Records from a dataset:
- Opening Delimiter -

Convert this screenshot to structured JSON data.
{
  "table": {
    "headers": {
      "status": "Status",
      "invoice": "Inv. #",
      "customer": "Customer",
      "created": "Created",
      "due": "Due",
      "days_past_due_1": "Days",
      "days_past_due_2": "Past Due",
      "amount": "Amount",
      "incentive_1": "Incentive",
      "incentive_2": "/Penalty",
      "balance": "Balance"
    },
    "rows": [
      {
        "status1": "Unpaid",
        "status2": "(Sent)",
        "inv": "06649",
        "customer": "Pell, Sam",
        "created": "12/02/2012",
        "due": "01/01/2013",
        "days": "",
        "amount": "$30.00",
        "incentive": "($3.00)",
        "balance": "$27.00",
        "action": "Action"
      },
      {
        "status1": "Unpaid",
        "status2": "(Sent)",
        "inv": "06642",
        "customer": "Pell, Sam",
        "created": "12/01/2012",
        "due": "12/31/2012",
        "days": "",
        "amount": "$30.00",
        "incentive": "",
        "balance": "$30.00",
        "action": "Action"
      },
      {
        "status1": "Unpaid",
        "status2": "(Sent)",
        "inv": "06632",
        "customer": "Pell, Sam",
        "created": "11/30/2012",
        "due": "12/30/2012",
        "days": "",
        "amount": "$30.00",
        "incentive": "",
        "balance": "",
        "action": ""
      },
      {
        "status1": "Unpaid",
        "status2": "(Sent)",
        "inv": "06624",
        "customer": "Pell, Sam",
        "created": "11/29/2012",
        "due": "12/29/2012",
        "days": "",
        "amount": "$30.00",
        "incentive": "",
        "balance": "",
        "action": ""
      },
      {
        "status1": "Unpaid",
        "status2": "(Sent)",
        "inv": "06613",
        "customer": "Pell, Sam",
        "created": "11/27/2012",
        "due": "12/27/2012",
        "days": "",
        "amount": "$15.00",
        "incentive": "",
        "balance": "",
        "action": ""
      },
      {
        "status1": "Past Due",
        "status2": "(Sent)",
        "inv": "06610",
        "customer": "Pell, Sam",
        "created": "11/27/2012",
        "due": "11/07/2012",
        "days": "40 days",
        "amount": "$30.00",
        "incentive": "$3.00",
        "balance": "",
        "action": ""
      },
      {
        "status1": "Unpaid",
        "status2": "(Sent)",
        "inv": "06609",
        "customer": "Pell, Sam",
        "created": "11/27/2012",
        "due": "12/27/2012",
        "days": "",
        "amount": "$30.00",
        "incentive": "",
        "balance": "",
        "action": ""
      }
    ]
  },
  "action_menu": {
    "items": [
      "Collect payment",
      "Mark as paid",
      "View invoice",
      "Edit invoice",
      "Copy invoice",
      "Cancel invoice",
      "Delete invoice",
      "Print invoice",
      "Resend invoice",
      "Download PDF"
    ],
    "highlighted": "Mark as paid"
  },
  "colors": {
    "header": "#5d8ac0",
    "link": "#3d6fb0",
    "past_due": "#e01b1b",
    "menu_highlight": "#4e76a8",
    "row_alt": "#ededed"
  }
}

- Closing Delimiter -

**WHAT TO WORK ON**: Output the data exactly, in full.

**SOLUTION TO THE EXERCISE**:
Convert this screenshot to structured JSON data.
{
  "table": {
    "headers": {
      "status": "Status",
      "invoice": "Inv. #",
      "customer": "Customer",
      "created": "Created",
      "due": "Due",
      "days_past_due_1": "Days",
      "days_past_due_2": "Past Due",
      "amount": "Amount",
      "incentive_1": "Incentive",
      "incentive_2": "/Penalty",
      "balance": "Balance"
    },
    "rows": [
      {
        "status1": "Unpaid",
        "status2": "(Sent)",
        "inv": "06649",
        "customer": "Pell, Sam",
        "created": "12/02/2012",
        "due": "01/01/2013",
        "days": "",
        "amount": "$30.00",
        "incentive": "($3.00)",
        "balance": "$27.00",
        "action": "Action"
      },
      {
        "status1": "Unpaid",
        "status2": "(Sent)",
        "inv": "06642",
        "customer": "Pell, Sam",
        "created": "12/01/2012",
        "due": "12/31/2012",
        "days": "",
        "amount": "$30.00",
        "incentive": "",
        "balance": "$30.00",
        "action": "Action"
      },
      {
        "status1": "Unpaid",
        "status2": "(Sent)",
        "inv": "06632",
        "customer": "Pell, Sam",
        "created": "11/30/2012",
        "due": "12/30/2012",
        "days": "",
        "amount": "$30.00",
        "incentive": "",
        "balance": "",
        "action": ""
      },
      {
        "status1": "Unpaid",
        "status2": "(Sent)",
        "inv": "06624",
        "customer": "Pell, Sam",
        "created": "11/29/2012",
        "due": "12/29/2012",
        "days": "",
        "amount": "$30.00",
        "incentive": "",
        "balance": "",
        "action": ""
      },
      {
        "status1": "Unpaid",
        "status2": "(Sent)",
        "inv": "06613",
        "customer": "Pell, Sam",
        "created": "11/27/2012",
        "due": "12/27/2012",
        "days": "",
        "amount": "$15.00",
        "incentive": "",
        "balance": "",
        "action": ""
      },
      {
        "status1": "Past Due",
        "status2": "(Sent)",
        "inv": "06610",
        "customer": "Pell, Sam",
        "created": "11/27/2012",
        "due": "11/07/2012",
        "days": "40 days",
        "amount": "$30.00",
        "incentive": "$3.00",
        "balance": "",
        "action": ""
      },
      {
        "status1": "Unpaid",
        "status2": "(Sent)",
        "inv": "06609",
        "customer": "Pell, Sam",
        "created": "11/27/2012",
        "due": "12/27/2012",
        "days": "",
        "amount": "$30.00",
        "incentive": "",
        "balance": "",
        "action": ""
      }
    ]
  },
  "action_menu": {
    "items": [
      "Collect payment",
      "Mark as paid",
      "View invoice",
      "Edit invoice",
      "Copy invoice",
      "Cancel invoice",
      "Delete invoice",
      "Print invoice",
      "Resend invoice",
      "Download PDF"
    ],
    "highlighted": "Mark as paid"
  },
  "colors": {
    "header": "#5d8ac0",
    "link": "#3d6fb0",
    "past_due": "#e01b1b",
    "menu_highlight": "#4e76a8",
    "row_alt": "#ededed"
  }
}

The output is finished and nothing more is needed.